◆ What is expected: Your response should reproduce every line of the entries that contains the word "final".

◆ Source material:
####################

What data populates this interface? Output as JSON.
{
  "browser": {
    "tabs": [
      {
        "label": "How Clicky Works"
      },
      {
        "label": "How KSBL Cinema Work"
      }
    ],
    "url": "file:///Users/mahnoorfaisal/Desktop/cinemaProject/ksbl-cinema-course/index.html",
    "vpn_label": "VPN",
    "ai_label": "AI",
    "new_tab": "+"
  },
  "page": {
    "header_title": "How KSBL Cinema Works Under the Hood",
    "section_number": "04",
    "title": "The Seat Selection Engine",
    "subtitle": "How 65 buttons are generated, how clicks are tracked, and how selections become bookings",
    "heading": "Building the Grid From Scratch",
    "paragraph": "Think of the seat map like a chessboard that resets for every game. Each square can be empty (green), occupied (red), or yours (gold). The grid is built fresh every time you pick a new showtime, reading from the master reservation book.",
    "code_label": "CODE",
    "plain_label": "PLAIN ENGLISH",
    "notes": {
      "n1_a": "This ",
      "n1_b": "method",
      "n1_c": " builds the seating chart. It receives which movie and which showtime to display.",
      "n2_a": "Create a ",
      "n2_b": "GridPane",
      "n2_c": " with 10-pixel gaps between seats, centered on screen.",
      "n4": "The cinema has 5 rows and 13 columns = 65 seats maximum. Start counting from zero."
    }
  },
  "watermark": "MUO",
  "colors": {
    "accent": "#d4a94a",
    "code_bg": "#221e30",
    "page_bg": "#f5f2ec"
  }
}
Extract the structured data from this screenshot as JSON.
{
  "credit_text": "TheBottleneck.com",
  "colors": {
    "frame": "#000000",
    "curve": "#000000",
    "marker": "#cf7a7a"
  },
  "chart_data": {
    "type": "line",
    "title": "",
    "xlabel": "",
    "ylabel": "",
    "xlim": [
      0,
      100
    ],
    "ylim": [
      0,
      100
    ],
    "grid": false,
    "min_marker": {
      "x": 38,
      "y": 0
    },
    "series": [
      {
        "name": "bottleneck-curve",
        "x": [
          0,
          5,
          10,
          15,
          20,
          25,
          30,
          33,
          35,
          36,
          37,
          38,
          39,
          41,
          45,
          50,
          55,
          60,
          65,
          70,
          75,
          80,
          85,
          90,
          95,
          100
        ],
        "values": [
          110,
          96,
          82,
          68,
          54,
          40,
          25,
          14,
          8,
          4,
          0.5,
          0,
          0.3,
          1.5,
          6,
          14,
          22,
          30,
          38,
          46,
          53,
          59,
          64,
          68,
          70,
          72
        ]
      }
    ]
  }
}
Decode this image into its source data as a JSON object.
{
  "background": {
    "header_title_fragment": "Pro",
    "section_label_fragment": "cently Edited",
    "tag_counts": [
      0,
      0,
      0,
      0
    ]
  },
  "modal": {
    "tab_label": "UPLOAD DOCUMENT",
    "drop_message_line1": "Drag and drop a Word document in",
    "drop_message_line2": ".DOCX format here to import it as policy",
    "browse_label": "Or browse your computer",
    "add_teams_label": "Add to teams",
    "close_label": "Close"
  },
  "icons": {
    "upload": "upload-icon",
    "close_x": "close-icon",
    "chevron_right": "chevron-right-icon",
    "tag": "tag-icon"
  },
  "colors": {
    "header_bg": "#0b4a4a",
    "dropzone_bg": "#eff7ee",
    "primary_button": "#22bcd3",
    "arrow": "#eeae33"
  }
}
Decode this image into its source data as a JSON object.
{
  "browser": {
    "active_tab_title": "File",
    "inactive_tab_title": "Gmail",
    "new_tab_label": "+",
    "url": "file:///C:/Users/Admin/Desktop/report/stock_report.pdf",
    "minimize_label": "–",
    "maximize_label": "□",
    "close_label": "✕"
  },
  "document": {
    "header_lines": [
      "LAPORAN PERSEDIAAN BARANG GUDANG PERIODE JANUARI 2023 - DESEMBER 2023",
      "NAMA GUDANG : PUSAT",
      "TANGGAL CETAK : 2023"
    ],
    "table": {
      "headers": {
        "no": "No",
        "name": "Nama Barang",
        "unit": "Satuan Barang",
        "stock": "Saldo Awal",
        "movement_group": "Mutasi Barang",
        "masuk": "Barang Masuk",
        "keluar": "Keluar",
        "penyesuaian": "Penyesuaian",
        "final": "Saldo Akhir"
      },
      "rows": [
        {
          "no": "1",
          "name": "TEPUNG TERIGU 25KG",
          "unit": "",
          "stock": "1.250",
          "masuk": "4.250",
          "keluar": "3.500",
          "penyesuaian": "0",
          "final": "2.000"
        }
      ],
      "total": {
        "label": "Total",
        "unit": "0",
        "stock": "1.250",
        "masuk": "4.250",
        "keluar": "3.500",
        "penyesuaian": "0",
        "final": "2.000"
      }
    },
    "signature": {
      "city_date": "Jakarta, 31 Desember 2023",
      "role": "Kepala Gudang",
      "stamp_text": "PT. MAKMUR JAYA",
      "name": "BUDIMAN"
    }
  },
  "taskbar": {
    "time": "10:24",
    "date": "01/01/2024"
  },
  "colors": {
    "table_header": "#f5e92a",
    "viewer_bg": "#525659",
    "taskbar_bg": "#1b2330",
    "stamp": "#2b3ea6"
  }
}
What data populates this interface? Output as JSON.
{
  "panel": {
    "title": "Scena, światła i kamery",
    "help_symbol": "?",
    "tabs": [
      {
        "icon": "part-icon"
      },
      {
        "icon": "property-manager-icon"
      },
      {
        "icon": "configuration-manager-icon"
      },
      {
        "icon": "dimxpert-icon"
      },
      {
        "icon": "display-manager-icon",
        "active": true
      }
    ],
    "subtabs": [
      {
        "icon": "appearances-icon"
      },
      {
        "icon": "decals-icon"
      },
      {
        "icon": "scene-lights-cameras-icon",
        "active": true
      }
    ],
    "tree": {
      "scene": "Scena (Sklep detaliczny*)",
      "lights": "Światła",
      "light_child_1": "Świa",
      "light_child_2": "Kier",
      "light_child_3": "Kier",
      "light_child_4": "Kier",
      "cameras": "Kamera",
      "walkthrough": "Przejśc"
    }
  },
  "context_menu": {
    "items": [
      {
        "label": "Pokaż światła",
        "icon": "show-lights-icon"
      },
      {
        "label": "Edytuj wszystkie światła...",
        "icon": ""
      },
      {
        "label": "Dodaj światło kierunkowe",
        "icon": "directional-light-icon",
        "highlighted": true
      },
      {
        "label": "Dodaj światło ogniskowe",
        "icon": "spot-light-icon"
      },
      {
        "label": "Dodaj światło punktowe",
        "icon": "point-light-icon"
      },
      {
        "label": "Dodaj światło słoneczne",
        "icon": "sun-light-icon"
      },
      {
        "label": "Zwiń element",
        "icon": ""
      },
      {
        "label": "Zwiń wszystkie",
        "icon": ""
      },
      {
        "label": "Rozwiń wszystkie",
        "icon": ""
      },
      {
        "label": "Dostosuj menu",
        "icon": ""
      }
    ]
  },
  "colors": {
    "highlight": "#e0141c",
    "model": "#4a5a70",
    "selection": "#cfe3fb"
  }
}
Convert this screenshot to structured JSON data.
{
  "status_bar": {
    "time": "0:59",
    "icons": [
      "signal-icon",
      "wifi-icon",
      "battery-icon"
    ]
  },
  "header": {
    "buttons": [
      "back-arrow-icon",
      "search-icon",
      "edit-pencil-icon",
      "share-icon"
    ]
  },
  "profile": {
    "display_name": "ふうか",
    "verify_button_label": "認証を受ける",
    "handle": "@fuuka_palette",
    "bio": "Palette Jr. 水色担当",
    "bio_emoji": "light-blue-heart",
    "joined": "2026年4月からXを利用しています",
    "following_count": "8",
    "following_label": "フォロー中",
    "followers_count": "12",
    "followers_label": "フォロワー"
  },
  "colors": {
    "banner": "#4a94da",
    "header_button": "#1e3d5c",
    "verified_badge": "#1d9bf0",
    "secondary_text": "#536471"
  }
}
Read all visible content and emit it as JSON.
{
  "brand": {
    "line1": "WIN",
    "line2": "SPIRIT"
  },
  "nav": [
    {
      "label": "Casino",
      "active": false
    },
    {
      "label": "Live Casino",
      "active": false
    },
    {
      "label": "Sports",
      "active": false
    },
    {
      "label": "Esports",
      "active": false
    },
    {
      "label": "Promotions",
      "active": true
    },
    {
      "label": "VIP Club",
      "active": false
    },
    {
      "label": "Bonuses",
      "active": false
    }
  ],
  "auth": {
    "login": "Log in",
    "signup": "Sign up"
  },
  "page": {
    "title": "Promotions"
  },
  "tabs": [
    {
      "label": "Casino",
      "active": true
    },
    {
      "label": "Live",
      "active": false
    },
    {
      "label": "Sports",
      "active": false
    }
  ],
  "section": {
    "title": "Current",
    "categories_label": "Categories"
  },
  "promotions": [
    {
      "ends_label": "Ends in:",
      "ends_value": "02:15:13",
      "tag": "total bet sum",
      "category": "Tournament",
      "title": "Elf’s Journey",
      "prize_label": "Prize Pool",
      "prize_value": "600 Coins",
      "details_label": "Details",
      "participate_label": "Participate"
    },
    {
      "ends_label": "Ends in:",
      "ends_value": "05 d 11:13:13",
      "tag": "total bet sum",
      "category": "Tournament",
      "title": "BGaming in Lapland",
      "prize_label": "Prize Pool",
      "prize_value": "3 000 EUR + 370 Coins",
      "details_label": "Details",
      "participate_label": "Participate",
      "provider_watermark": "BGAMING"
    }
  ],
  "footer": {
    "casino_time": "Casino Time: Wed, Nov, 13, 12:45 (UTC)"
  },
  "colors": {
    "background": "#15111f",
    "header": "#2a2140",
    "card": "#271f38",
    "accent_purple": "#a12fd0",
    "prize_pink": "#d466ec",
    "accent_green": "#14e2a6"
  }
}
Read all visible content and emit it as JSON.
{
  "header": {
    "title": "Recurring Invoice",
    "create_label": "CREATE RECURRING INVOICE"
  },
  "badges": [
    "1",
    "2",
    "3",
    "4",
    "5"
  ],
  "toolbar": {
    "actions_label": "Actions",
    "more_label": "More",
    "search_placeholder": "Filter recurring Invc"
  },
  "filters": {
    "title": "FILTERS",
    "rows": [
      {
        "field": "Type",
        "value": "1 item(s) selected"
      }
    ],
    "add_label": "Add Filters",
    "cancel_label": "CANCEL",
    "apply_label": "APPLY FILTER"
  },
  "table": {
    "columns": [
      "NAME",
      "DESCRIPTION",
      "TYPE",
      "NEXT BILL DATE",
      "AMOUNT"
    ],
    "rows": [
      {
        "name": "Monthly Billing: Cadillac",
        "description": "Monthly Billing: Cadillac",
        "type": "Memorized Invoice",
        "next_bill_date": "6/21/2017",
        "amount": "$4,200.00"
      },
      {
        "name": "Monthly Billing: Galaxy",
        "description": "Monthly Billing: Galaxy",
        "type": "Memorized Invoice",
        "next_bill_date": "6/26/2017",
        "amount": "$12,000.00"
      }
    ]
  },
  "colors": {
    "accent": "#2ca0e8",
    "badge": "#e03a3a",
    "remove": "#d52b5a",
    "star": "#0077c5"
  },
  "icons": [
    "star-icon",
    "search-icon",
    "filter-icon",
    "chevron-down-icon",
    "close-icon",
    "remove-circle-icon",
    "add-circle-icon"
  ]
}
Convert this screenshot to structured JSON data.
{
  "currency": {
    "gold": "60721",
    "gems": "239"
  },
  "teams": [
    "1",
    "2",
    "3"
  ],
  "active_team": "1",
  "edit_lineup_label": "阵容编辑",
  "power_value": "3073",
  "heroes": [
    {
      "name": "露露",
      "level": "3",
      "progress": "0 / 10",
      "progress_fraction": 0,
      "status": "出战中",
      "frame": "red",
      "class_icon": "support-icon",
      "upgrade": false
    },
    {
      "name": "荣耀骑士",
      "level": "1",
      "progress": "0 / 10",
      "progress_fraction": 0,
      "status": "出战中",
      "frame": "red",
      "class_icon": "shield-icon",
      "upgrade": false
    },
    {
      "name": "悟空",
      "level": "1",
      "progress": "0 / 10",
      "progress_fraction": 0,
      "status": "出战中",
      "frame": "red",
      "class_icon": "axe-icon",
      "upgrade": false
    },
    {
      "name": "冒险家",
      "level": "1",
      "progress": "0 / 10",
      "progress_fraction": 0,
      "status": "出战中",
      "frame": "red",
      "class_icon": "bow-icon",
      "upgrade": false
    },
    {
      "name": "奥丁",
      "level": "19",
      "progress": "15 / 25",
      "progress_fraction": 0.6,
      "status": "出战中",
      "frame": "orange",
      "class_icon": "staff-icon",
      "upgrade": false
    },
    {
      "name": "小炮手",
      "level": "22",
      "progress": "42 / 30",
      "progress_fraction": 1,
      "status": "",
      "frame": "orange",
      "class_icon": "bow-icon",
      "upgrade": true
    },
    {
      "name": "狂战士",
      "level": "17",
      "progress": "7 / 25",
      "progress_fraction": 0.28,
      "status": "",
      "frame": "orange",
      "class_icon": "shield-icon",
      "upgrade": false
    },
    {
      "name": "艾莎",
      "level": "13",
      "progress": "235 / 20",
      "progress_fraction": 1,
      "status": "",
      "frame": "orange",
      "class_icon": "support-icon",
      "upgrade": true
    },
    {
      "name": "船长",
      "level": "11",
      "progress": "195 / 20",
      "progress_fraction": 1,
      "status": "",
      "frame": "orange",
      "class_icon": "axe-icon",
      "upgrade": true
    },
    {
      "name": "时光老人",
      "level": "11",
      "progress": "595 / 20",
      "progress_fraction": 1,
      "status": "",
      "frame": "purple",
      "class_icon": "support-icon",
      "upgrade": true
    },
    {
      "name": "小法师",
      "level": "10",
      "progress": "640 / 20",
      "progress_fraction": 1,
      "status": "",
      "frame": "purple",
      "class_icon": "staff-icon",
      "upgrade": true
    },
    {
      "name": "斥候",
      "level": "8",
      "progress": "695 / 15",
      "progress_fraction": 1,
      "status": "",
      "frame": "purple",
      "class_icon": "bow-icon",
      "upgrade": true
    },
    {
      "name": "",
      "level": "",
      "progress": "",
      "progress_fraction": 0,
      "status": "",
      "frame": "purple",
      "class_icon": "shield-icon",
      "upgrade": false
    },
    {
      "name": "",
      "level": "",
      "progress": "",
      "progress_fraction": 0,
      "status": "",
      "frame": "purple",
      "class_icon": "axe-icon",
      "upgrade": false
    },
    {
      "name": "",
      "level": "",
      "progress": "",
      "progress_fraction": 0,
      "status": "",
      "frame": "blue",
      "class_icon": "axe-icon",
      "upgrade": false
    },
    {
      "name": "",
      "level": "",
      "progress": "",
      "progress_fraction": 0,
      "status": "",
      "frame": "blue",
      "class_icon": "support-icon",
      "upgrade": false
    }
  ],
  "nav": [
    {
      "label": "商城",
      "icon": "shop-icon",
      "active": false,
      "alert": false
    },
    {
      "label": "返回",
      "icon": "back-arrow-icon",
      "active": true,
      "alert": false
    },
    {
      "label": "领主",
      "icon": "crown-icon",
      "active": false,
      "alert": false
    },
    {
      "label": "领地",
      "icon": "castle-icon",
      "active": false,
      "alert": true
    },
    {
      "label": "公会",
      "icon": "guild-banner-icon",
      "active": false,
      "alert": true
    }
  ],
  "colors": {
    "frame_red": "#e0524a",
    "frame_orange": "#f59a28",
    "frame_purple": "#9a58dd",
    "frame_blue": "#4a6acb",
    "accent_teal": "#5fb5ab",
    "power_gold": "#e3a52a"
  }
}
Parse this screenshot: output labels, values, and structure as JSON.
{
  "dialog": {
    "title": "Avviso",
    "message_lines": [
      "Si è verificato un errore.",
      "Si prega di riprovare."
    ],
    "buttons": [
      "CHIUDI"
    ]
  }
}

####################

◆ Response to the task:
        "final": "Saldo Akhir"
          "final": "2.000"
        "final": "2.000"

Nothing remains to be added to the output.